include A Short History of Nearly Everything; 
The Van Gogh Café; The Happy Elf; The 
Amazing Adventures of Dr. Wonderful and 
Her Dog!;I and You (made into a film starring 
Game of Thrones’ Maisie Williams); and many 
more. Silent Sky had its premiere at South 
Coast Repertory in 2011.

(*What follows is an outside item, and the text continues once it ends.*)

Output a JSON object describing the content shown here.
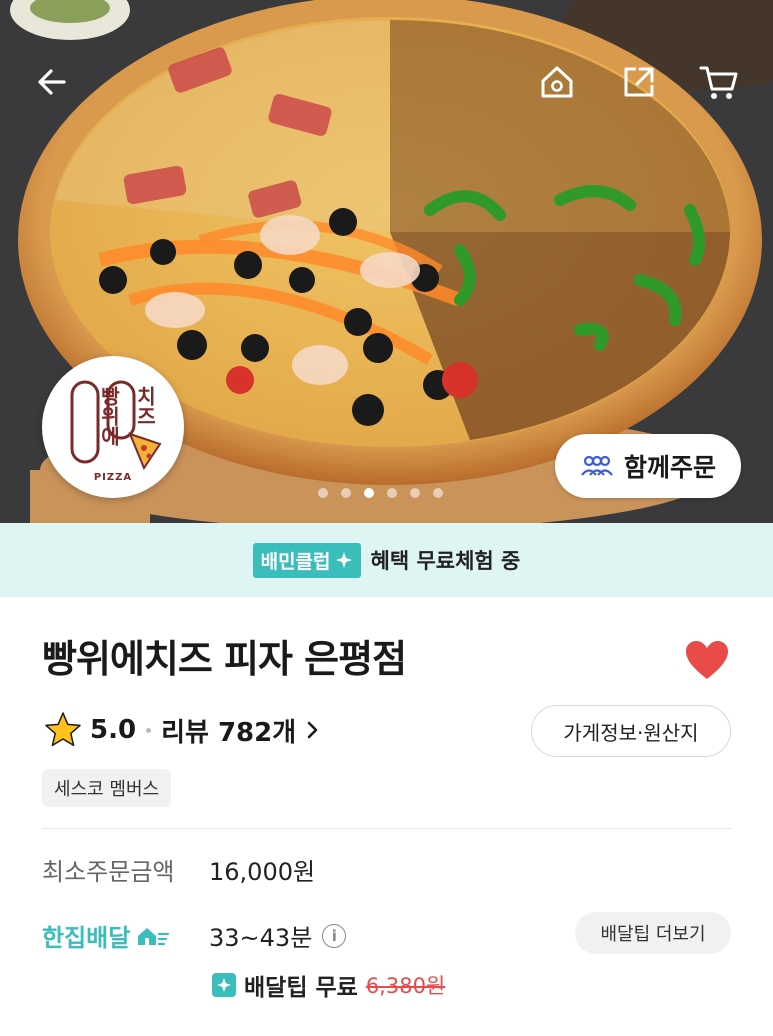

Barbara Schofield directs. At Sierra Madre 
Playhouse, she directed productions of Incident 
at Vichy (L.A. Times Critic’s Pick), Proof, 
Arcadia and The Fantasticks. She is director-
in-residence and Literary Manager at Open 
Fist Theatre Company. She is a board member 
of Sierra Madre Playhouse. She has served as 
a faculty member at American Musical and 
Dramatic Academy. Additionally, Barbara has 
directed or acted in productions in New York, 
Kansas City, London and Berlin. Dr. Schofield 
received her Ph.D. in Theatre from Tufts 


The cast for Silent Sky includes Ann Marie 
Wilding, April Elize, Candida Celaya, Aubrey 
Saverino and Jack Menzies.


Production Manager: Jeanne Marie Valleroy. 
Stage Manager : John Dimitri. Assistant Stage 
Manager: Dori Jurican.. Resident Lighting 
Designer: Derek Jones. Costume Designer: 
Shon LeBlanc. Projection Designer: Fritz Davis. 
Technical Director: Todd McCraw. Scenic 
Arist: Orlando de la Paz. Interim Artistic Director: 
Gary Lamb. Associate Company Manager; 
Beryl Tsang.


Understudies: Madi Bready, Madelyne Herman, 
Gloria Tsai, Cristiana Barbatelli and 
Chris Granlund.

PLEASE NOTE: Covid-19 safety protocols in 
effect on performance dates will be observed. 
As of the writing, audience members must be 
masked and vaccinated. Vax card or digital record 
will be checked.

 Silent Sky is the story of a real woman 
whose life and discoveries were hugely significant 
for the exploration of the universe.

Farmer Adrian Gaytan grows epazote, and 
sells it at local farmers markets.

Mountain Views News 80 W Sierra Madre Blvd. No. 327 Sierra Madre, Ca. 91024 Office: 626.355.2737 Fax: 626.609.3285 Email: Website: